Dataset records:

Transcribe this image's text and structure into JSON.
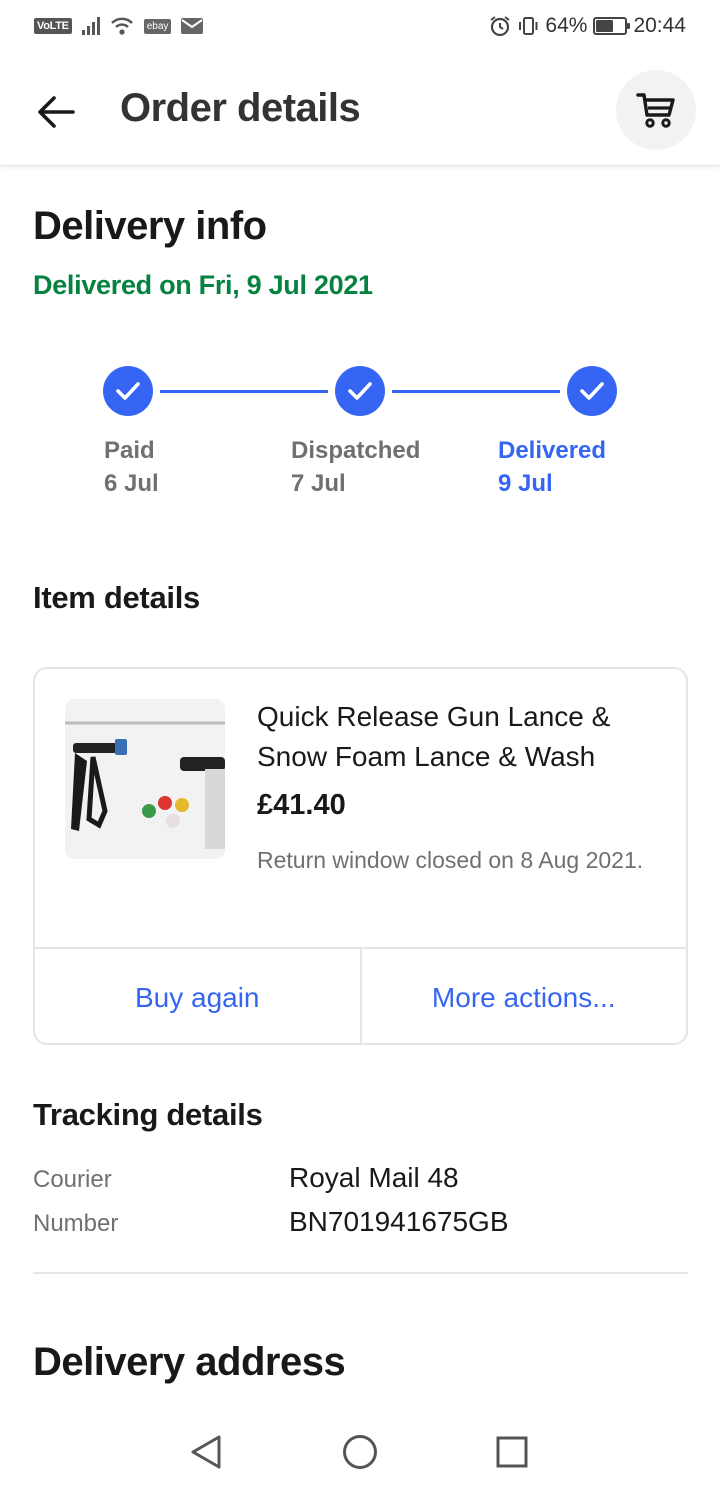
{
  "status_bar": {
    "volte": "VoLTE",
    "ebay_badge": "ebay",
    "battery_percent": "64%",
    "battery_level": 0.64,
    "time": "20:44"
  },
  "header": {
    "title": "Order details",
    "back_icon": "arrow-left-icon",
    "cart_icon": "cart-icon"
  },
  "delivery_info": {
    "title": "Delivery info",
    "status": "Delivered on Fri, 9 Jul 2021",
    "status_color": "#05823f",
    "steps": [
      {
        "label": "Paid",
        "date": "6 Jul",
        "active": false
      },
      {
        "label": "Dispatched",
        "date": "7 Jul",
        "active": false
      },
      {
        "label": "Delivered",
        "date": "9 Jul",
        "active": true
      }
    ],
    "accent_color": "#3665f3"
  },
  "item_details": {
    "title": "Item details",
    "item": {
      "title": "Quick Release Gun Lance & Snow Foam Lance & Wash",
      "price": "£41.40",
      "return_note": "Return window closed on 8 Aug 2021."
    },
    "actions": {
      "buy_again": "Buy again",
      "more_actions": "More actions..."
    }
  },
  "tracking_details": {
    "title": "Tracking details",
    "courier_label": "Courier",
    "courier_value": "Royal Mail 48",
    "number_label": "Number",
    "number_value": "BN701941675GB"
  },
  "delivery_address": {
    "title": "Delivery address"
  },
  "nav": {
    "back": "nav-back-icon",
    "home": "nav-home-icon",
    "recents": "nav-recents-icon"
  }
}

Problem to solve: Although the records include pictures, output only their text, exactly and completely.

Response to this exercise:
Transcribe this image's text and structure into JSON.
{
  "status_bar": {
    "volte": "VoLTE",
    "ebay_badge": "ebay",
    "battery_percent": "64%",
    "battery_level": 0.64,
    "time": "20:44"
  },
  "header": {
    "title": "Order details",
    "back_icon": "arrow-left-icon",
    "cart_icon": "cart-icon"
  },
  "delivery_info": {
    "title": "Delivery info",
    "status": "Delivered on Fri, 9 Jul 2021",
    "status_color": "#05823f",
    "steps": [
      {
        "label": "Paid",
        "date": "6 Jul",
        "active": false
      },
      {
        "label": "Dispatched",
        "date": "7 Jul",
        "active": false
      },
      {
        "label": "Delivered",
        "date": "9 Jul",
        "active": true
      }
    ],
    "accent_color": "#3665f3"
  },
  "item_details": {
    "title": "Item details",
    "item": {
      "title": "Quick Release Gun Lance & Snow Foam Lance & Wash",
      "price": "£41.40",
      "return_note": "Return window closed on 8 Aug 2021."
    },
    "actions": {
      "buy_again": "Buy again",
      "more_actions": "More actions..."
    }
  },
  "tracking_details": {
    "title": "Tracking details",
    "courier_label": "Courier",
    "courier_value": "Royal Mail 48",
    "number_label": "Number",
    "number_value": "BN701941675GB"
  },
  "delivery_address": {
    "title": "Delivery address"
  },
  "nav": {
    "back": "nav-back-icon",
    "home": "nav-home-icon",
    "recents": "nav-recents-icon"
  }
}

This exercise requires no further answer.